Recorded data:
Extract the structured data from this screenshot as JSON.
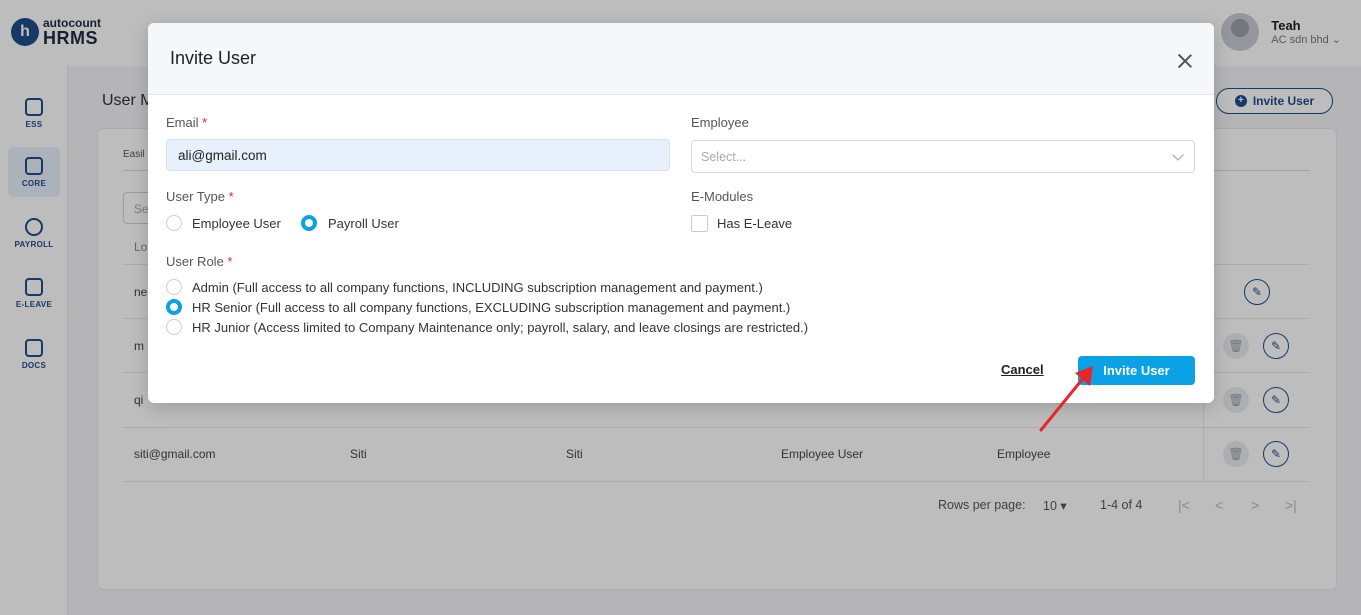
{
  "app": {
    "logo_small": "autocount",
    "logo_big": "HRMS",
    "user_name": "Teah",
    "company": "AC sdn bhd"
  },
  "sidebar": {
    "items": [
      {
        "label": "ESS",
        "icon": "ess-icon"
      },
      {
        "label": "CORE",
        "icon": "core-icon"
      },
      {
        "label": "PAYROLL",
        "icon": "payroll-icon"
      },
      {
        "label": "E-LEAVE",
        "icon": "calendar-icon"
      },
      {
        "label": "DOCS",
        "icon": "docs-icon"
      }
    ]
  },
  "background": {
    "page_title": "User M",
    "invite_button": "Invite User",
    "tab_fragment": "Easil",
    "search_fragment": "Se",
    "column_fragment": "Lo",
    "rows": [
      {
        "email": "ne",
        "name": "",
        "display": "",
        "type": "",
        "role": ""
      },
      {
        "email": "m",
        "name": "",
        "display": "",
        "type": "",
        "role": ""
      },
      {
        "email": "qi",
        "name": "",
        "display": "",
        "type": "",
        "role": ""
      },
      {
        "email": "siti@gmail.com",
        "name": "Siti",
        "display": "Siti",
        "type": "Employee User",
        "role": "Employee"
      }
    ],
    "pager": {
      "rows_per_page_label": "Rows per page:",
      "rows_per_page_value": "10",
      "range": "1-4 of 4"
    }
  },
  "modal": {
    "title": "Invite User",
    "email": {
      "label": "Email",
      "value": "ali@gmail.com"
    },
    "employee": {
      "label": "Employee",
      "placeholder": "Select..."
    },
    "user_type": {
      "label": "User Type",
      "options": [
        {
          "label": "Employee User",
          "selected": false
        },
        {
          "label": "Payroll User",
          "selected": true
        }
      ]
    },
    "e_modules": {
      "label": "E-Modules",
      "options": [
        {
          "label": "Has E-Leave",
          "checked": false
        }
      ]
    },
    "user_role": {
      "label": "User Role",
      "options": [
        {
          "label": "Admin (Full access to all company functions, INCLUDING subscription management and payment.)",
          "selected": false
        },
        {
          "label": "HR Senior (Full access to all company functions, EXCLUDING subscription management and payment.)",
          "selected": true
        },
        {
          "label": "HR Junior (Access limited to Company Maintenance only; payroll, salary, and leave closings are restricted.)",
          "selected": false
        }
      ]
    },
    "cancel_label": "Cancel",
    "submit_label": "Invite User"
  },
  "colors": {
    "accent": "#0aa2e5",
    "brand": "#1f4e8c",
    "required": "#d32f2f",
    "annotation_arrow": "#e8262a"
  }
}
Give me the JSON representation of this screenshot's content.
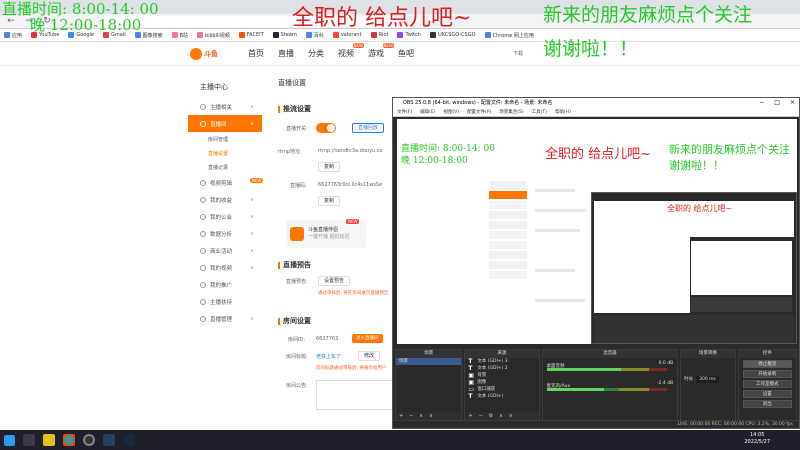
{
  "browser": {
    "bookmarks": [
      "应用",
      "YouTube",
      "Google",
      "Gmail",
      "图像搜索",
      "B站",
      "bilibili视频",
      "FACEIT",
      "Steam",
      "百科",
      "valorant",
      "Riot",
      "Twitch",
      "UKCSGO-CSGO",
      "Chrome 网上应用"
    ]
  },
  "site": {
    "logo_text": "斗鱼",
    "nav": [
      {
        "label": "首页"
      },
      {
        "label": "直播"
      },
      {
        "label": "分类"
      },
      {
        "label": "视频",
        "badge": "NEW"
      },
      {
        "label": "游戏",
        "badge": "NEW"
      },
      {
        "label": "鱼吧"
      }
    ],
    "download": "下载"
  },
  "sidebar": {
    "title": "主播中心",
    "items": [
      {
        "label": "主播相关",
        "active": false
      },
      {
        "label": "直播间",
        "active": true
      },
      {
        "label": "房间管理",
        "sub": true
      },
      {
        "label": "直播设置",
        "sub": true,
        "active": true
      },
      {
        "label": "直播记录",
        "sub": true
      },
      {
        "label": "视频剪辑",
        "badge": "NEW"
      },
      {
        "label": "我的收益"
      },
      {
        "label": "我的公会"
      },
      {
        "label": "数据分析"
      },
      {
        "label": "商业活动"
      },
      {
        "label": "我的视频"
      },
      {
        "label": "我的推广"
      },
      {
        "label": "主播扶持"
      },
      {
        "label": "直播管理"
      }
    ]
  },
  "main": {
    "page_title": "直播设置",
    "stream_section": "推流设置",
    "stream_switch_label": "直播开关:",
    "stream_link": "直播回放",
    "rtmp_label": "rtmp地址:",
    "rtmp_value": "rtmp://sendtc3a.douyu.co",
    "copy1": "复制",
    "code_label": "直播码:",
    "code_value": "6627763r0ol.llc4s11wsSe",
    "copy2": "复制",
    "promo_text_1": "斗鱼直播伴侣",
    "promo_text_2": "一键开播 超低延迟",
    "promo_new": "NEW",
    "preview_section": "直播预告",
    "preview_label": "直播预告:",
    "preview_btn": "设置预告",
    "preview_warn": "通过审核后, 将在房间展示直播预告",
    "room_section": "房间设置",
    "room_id_label": "房间ID:",
    "room_id_value": "6627763",
    "room_id_btn": "进入直播间",
    "room_name_label": "房间标题:",
    "room_name_value": "老铁上车了",
    "room_name_btn": "修改",
    "room_name_warn": "房间标题通过审核后, 将展示给用户",
    "room_notice_label": "房间公告:"
  },
  "obs": {
    "title": "OBS 25.0.8 (64-bit, windows) - 配置文件: 未命名 - 场景: 未命名",
    "menu": [
      "文件(F)",
      "编辑(E)",
      "视图(V)",
      "配置文件(P)",
      "场景集合(S)",
      "工具(T)",
      "帮助(H)"
    ],
    "docks": {
      "scenes": {
        "header": "场景",
        "items": [
          "场景"
        ]
      },
      "sources": {
        "header": "来源",
        "items": [
          "文本 (GDI+) 3",
          "文本 (GDI+) 2",
          "背景",
          "图像",
          "窗口捕获",
          "文本 (GDI+)"
        ]
      },
      "mixer": {
        "header": "混音器",
        "channels": [
          {
            "name": "桌面音频",
            "db": "0.0 dB",
            "level": 0.62
          },
          {
            "name": "麦克风/Aux",
            "db": "-2.4 dB",
            "level": 0.48
          }
        ]
      },
      "transitions": {
        "header": "场景转换",
        "duration_label": "时长",
        "duration_value": "300 ms"
      },
      "controls": {
        "header": "控件",
        "buttons": [
          "停止推流",
          "开始录制",
          "工作室模式",
          "设置",
          "退出"
        ]
      }
    },
    "status": "LIVE: 00:00:00   REC: 00:00:00   CPU: 3.2%, 30.00 fps"
  },
  "overlays": {
    "time_line_1": "直播时间: 8:00-14: 00",
    "time_line_2": "晚 12:00-18:00",
    "slogan": "全职的 给点儿吧~",
    "welcome_1": "新来的朋友麻烦点个关注",
    "welcome_2": "谢谢啦！！"
  },
  "taskbar": {
    "time": "14:05",
    "date": "2022/5/27"
  }
}
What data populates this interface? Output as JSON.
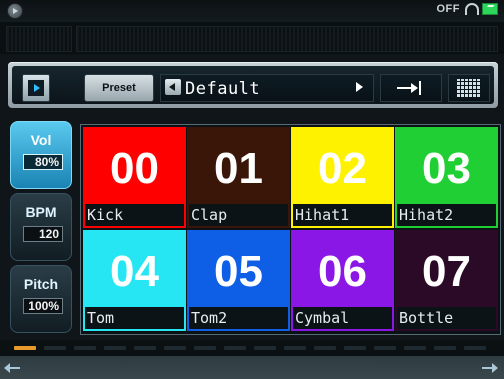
{
  "status": {
    "audio_label": "OFF",
    "icons": [
      "app-icon",
      "headphones-icon",
      "battery-icon"
    ]
  },
  "toolbar": {
    "preset_label": "Preset",
    "preset_value": "Default",
    "icons": [
      "play-icon",
      "left-arrow-icon",
      "right-arrow-icon",
      "skip-to-end-icon",
      "grid-icon"
    ]
  },
  "controls": [
    {
      "label": "Vol",
      "value": "80%",
      "active": true
    },
    {
      "label": "BPM",
      "value": "120",
      "active": false
    },
    {
      "label": "Pitch",
      "value": "100%",
      "active": false
    }
  ],
  "pads": [
    {
      "number": "00",
      "name": "Kick",
      "color": "#ff0000",
      "text_color": "#ffffff"
    },
    {
      "number": "01",
      "name": "Clap",
      "color": "#3a1608",
      "text_color": "#ffffff"
    },
    {
      "number": "02",
      "name": "Hihat1",
      "color": "#fff200",
      "text_color": "#ffffff"
    },
    {
      "number": "03",
      "name": "Hihat2",
      "color": "#1fcf33",
      "text_color": "#ffffff"
    },
    {
      "number": "04",
      "name": "Tom",
      "color": "#25e6f2",
      "text_color": "#ffffff"
    },
    {
      "number": "05",
      "name": "Tom2",
      "color": "#0f5ee6",
      "text_color": "#ffffff"
    },
    {
      "number": "06",
      "name": "Cymbal",
      "color": "#8a17e6",
      "text_color": "#ffffff"
    },
    {
      "number": "07",
      "name": "Bottle",
      "color": "#2a0a26",
      "text_color": "#ffffff"
    }
  ],
  "sequencer": {
    "steps": 16,
    "current_step": 1
  },
  "nav": {
    "icons": [
      "arrow-left-icon",
      "arrow-right-icon"
    ]
  }
}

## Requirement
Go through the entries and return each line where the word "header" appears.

## Answer to the problem
        "header": "场景",
        "header": "来源",
        "header": "混音器",
        "header": "场景转换",
        "header": "控件",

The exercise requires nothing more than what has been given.